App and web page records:
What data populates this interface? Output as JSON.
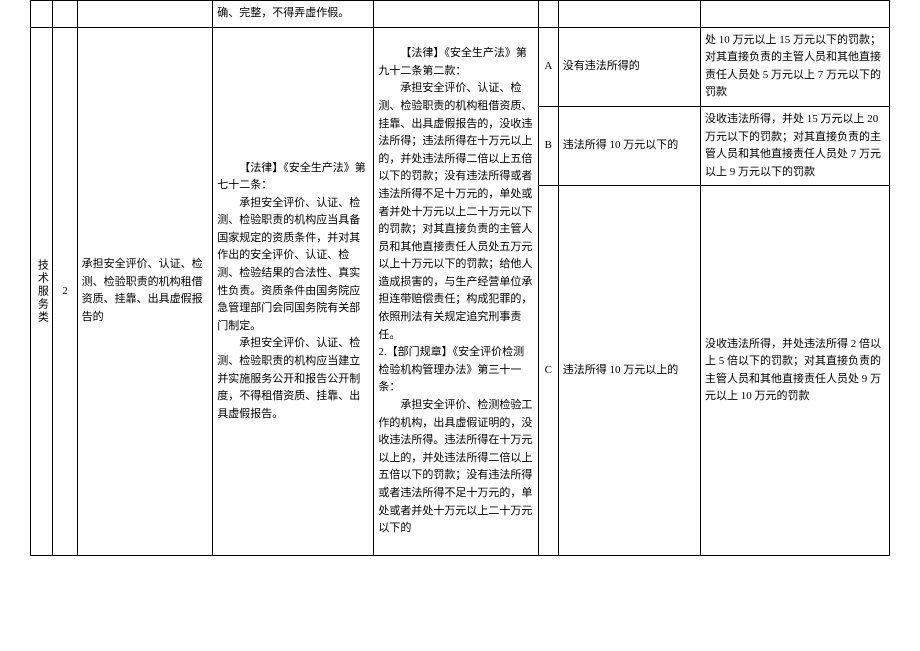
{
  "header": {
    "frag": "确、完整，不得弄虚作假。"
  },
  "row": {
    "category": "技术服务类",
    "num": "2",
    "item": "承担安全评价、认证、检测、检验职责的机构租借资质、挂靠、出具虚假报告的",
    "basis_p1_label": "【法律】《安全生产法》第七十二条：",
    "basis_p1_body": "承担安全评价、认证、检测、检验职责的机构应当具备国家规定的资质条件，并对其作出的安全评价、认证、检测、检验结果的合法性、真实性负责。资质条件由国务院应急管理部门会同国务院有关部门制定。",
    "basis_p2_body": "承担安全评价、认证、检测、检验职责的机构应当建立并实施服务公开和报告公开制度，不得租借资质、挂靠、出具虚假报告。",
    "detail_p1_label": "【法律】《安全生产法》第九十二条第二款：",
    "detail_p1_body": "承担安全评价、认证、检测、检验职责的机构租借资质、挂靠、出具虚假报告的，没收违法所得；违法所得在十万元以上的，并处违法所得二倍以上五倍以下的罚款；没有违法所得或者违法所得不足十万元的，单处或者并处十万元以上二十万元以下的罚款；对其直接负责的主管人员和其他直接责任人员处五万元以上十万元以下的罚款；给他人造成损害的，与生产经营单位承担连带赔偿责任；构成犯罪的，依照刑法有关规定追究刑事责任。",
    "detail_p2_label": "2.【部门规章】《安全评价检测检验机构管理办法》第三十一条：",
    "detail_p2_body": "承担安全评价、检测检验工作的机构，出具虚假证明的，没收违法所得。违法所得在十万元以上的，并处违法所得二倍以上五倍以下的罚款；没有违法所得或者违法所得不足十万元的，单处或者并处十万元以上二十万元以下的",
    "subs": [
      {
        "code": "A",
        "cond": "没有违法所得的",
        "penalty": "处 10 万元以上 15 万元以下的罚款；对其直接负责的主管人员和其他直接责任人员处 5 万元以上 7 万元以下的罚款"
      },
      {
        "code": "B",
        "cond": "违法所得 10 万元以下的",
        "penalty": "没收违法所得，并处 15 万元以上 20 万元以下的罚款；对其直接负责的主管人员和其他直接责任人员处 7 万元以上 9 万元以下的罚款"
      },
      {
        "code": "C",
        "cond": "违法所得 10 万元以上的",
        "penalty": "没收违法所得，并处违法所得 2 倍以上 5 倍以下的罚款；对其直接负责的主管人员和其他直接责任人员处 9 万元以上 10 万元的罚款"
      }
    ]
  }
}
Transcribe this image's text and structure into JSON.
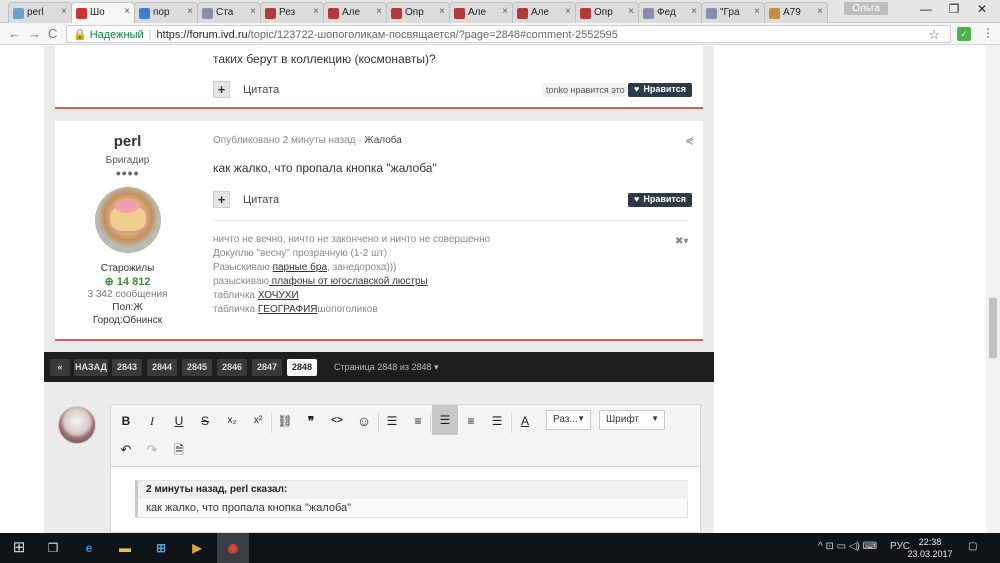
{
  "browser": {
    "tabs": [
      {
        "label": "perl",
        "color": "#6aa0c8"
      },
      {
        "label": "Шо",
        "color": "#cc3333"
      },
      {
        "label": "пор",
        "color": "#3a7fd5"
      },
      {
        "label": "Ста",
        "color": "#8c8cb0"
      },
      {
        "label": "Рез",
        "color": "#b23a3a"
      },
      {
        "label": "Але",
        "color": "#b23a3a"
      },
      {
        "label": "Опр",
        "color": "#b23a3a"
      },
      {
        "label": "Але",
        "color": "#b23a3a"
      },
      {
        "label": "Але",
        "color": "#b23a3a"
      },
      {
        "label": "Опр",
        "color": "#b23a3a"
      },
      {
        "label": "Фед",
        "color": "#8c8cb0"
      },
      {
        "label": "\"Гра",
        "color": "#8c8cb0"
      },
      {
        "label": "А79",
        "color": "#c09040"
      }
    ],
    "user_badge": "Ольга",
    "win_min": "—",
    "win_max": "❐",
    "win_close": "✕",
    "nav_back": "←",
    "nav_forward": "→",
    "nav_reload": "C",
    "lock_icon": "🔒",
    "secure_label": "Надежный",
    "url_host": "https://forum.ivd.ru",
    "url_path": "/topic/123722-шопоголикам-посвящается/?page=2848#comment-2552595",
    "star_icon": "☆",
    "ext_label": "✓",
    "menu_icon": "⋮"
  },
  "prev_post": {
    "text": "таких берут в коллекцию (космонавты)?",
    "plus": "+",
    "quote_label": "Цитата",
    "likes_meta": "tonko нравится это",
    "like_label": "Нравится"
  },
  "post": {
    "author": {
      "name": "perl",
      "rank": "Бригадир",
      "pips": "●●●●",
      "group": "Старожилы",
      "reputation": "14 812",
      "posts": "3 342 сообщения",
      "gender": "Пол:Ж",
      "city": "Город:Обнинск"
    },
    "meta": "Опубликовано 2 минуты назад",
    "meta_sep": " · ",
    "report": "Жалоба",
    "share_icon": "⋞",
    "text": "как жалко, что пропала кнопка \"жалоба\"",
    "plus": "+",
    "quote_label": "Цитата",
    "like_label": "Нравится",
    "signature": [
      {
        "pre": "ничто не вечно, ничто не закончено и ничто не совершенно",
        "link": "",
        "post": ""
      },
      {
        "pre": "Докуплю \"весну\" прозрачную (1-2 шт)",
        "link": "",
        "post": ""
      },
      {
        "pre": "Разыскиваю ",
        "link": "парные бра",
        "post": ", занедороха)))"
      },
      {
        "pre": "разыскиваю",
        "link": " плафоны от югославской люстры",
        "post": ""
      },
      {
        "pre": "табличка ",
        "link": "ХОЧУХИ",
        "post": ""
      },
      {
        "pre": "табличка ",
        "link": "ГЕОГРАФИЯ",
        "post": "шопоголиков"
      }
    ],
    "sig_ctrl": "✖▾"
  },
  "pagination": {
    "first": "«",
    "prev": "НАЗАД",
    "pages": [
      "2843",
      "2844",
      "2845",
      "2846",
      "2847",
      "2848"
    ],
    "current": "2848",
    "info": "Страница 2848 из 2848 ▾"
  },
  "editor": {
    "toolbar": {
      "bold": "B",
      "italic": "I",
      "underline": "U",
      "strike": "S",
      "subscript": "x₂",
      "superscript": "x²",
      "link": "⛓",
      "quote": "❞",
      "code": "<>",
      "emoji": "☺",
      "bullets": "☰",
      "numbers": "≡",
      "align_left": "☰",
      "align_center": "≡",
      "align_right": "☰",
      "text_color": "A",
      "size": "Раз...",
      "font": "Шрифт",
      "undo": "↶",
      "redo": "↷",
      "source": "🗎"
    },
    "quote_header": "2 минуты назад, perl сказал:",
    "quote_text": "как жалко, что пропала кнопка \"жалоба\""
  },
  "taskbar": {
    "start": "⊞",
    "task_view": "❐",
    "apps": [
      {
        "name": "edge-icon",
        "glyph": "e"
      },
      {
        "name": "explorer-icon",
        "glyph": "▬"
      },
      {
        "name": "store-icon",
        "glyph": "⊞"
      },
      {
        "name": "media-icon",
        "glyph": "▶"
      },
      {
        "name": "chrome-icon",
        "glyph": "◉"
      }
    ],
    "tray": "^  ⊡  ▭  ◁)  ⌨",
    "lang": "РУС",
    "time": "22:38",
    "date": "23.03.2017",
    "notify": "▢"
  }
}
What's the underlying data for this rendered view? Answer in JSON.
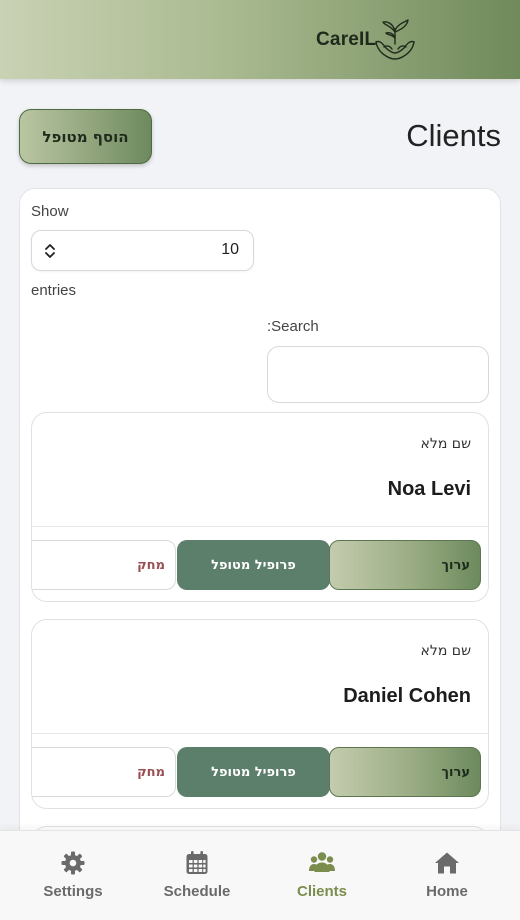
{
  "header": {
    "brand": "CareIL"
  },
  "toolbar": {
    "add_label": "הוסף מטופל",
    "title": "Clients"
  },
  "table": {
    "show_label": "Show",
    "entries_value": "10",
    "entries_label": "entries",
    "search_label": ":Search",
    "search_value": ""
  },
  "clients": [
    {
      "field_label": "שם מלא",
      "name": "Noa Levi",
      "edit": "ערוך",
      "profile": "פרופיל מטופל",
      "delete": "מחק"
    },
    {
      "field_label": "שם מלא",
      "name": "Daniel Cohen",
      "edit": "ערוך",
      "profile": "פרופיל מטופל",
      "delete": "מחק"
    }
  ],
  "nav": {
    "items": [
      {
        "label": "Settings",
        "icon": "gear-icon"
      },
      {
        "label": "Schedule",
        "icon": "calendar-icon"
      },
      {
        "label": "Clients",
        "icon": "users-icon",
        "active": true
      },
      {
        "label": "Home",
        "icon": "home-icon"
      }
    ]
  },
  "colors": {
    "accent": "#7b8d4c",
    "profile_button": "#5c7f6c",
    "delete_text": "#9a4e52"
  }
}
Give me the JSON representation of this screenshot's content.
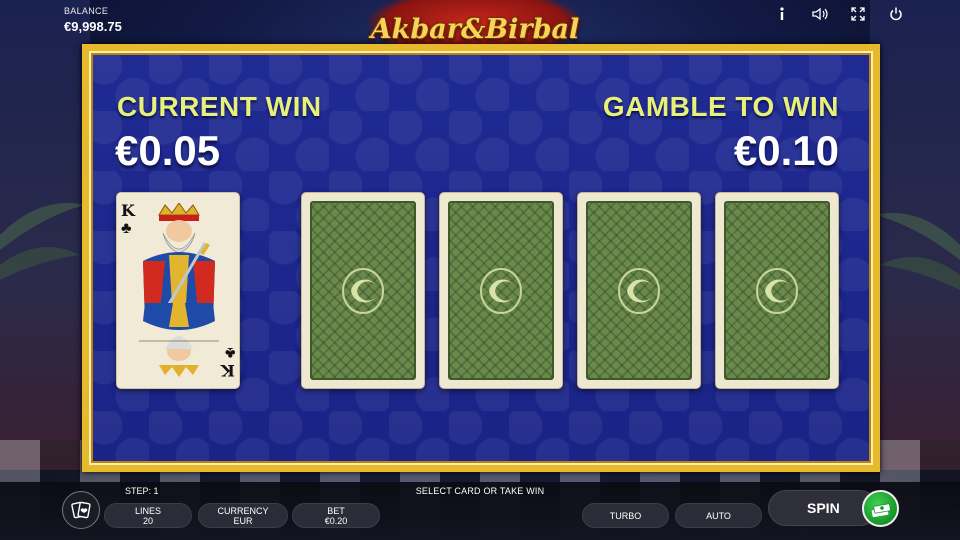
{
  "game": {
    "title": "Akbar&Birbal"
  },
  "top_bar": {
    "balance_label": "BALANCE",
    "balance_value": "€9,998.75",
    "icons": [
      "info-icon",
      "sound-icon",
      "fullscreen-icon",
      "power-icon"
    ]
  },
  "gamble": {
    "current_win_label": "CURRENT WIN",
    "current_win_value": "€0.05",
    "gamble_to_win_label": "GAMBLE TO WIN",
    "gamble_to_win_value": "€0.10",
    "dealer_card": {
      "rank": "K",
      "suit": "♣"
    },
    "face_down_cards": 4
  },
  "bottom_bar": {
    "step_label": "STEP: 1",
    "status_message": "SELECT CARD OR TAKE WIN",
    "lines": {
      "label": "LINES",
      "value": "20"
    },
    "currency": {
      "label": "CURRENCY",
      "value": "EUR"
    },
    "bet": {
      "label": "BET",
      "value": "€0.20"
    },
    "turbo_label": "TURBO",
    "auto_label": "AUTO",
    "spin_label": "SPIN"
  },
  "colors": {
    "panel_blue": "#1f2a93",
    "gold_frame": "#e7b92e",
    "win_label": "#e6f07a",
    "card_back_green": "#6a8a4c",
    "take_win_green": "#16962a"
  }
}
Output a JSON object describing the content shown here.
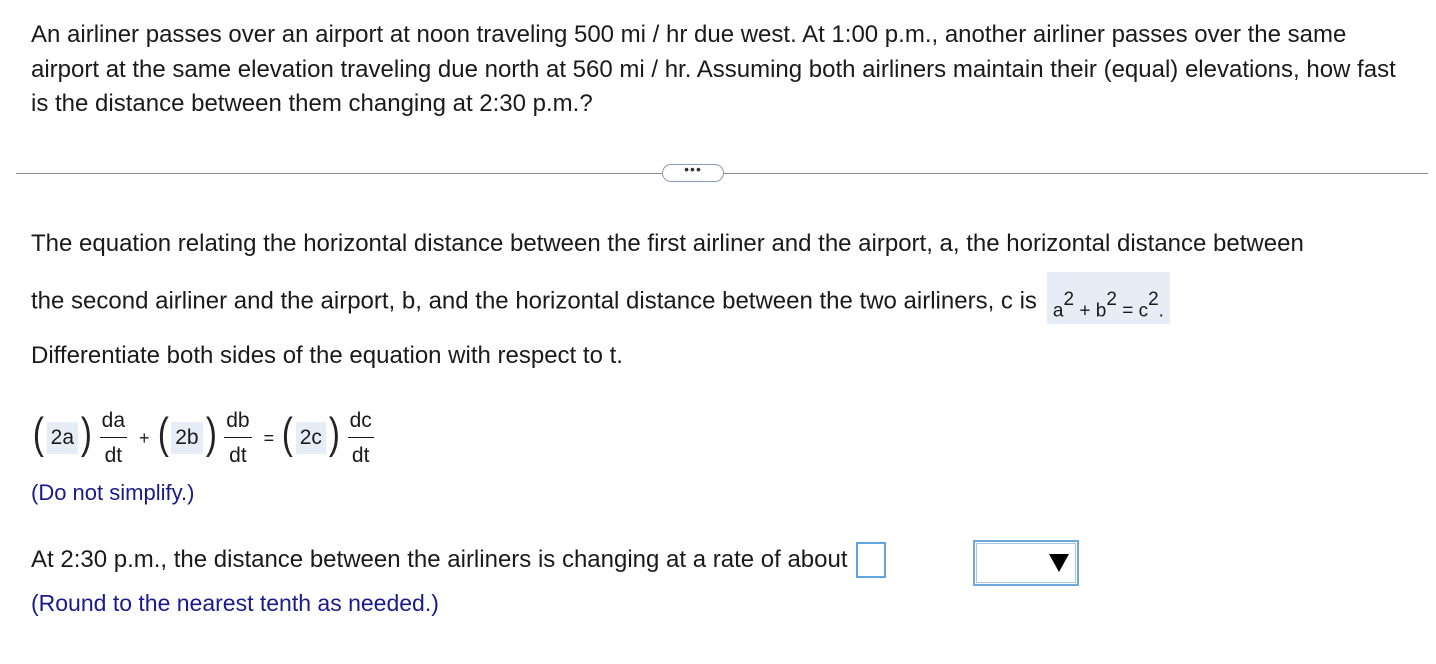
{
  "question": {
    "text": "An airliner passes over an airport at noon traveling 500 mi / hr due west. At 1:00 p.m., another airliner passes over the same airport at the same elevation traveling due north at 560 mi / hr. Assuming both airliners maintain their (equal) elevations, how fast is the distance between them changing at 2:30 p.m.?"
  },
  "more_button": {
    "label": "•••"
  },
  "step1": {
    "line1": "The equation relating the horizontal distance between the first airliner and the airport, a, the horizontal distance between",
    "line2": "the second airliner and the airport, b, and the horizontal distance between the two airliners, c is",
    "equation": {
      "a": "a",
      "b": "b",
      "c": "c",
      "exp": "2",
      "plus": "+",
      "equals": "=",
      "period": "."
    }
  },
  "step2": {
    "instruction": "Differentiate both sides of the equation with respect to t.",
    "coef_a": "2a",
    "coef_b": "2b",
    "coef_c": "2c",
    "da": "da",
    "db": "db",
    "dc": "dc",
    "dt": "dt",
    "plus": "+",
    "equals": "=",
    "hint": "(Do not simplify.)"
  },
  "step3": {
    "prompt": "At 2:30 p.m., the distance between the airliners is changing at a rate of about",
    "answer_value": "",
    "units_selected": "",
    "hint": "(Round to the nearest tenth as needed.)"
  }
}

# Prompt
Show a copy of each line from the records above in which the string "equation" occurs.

# Solved exercise
    "line1": "The equation relating the horizontal distance between the first airliner and the airport, a, the horizontal distance between",
    "equation": {
    "instruction": "Differentiate both sides of the equation with respect to t.",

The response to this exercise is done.